(Data extracted from a collection)
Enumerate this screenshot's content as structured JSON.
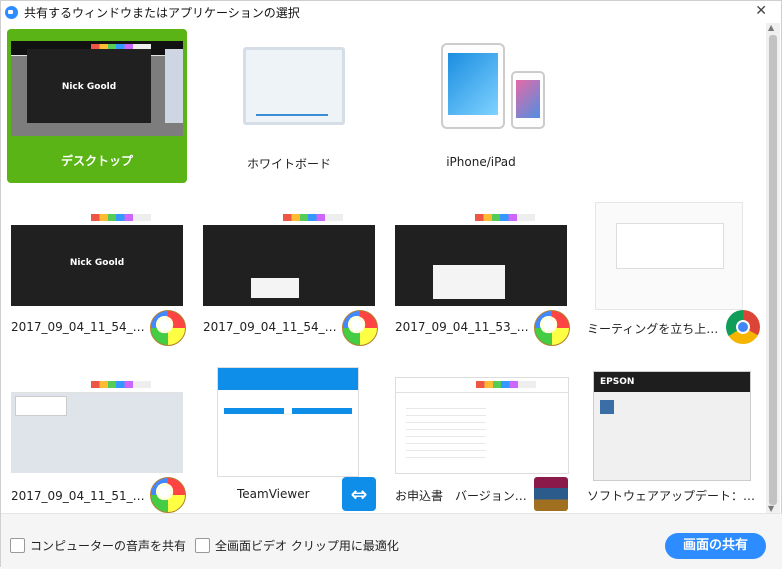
{
  "window": {
    "title": "共有するウィンドウまたはアプリケーションの選択",
    "close_glyph": "✕"
  },
  "top_tiles": [
    {
      "label": "デスクトップ",
      "preview_name": "Nick Goold",
      "selected": true
    },
    {
      "label": "ホワイトボード",
      "selected": false
    },
    {
      "label": "iPhone/iPad",
      "selected": false
    }
  ],
  "windows": [
    {
      "label": "2017_09_04_11_54_17_Zo...",
      "preview_name": "Nick Goold",
      "badge": "paint-icon"
    },
    {
      "label": "2017_09_04_11_54_05_20...",
      "badge": "paint-icon"
    },
    {
      "label": "2017_09_04_11_53_47_20...",
      "badge": "paint-icon"
    },
    {
      "label": "ミーティングを立ち上げる -...",
      "badge": "chrome-icon"
    },
    {
      "label": "2017_09_04_11_51_12_ミ...",
      "badge": "paint-icon"
    },
    {
      "label": "TeamViewer",
      "badge": "teamviewer-icon"
    },
    {
      "label": "お申込書　バージョンアッ...",
      "badge": "winrar-icon"
    },
    {
      "label": "ソフトウェアアップデート：E...",
      "preview_brand": "EPSON",
      "badge": null
    }
  ],
  "footer": {
    "share_audio": "コンピューターの音声を共有",
    "optimize_video": "全画面ビデオ クリップ用に最適化",
    "share_button": "画面の共有"
  },
  "colors": {
    "selected_tile": "#5ab415",
    "share_button": "#2d8cff"
  }
}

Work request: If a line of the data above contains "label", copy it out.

Response:
      "label": "デスクトップ",
      "label": "ホワイトボード",
      "label": "iPhone/iPad",
      "label": "2017_09_04_11_54_17_Zo...",
      "label": "2017_09_04_11_54_05_20...",
      "label": "2017_09_04_11_53_47_20...",
      "label": "ミーティングを立ち上げる -...",
      "label": "2017_09_04_11_51_12_ミ...",
      "label": "TeamViewer",
      "label": "お申込書　バージョンアッ...",
      "label": "ソフトウェアアップデート：E...",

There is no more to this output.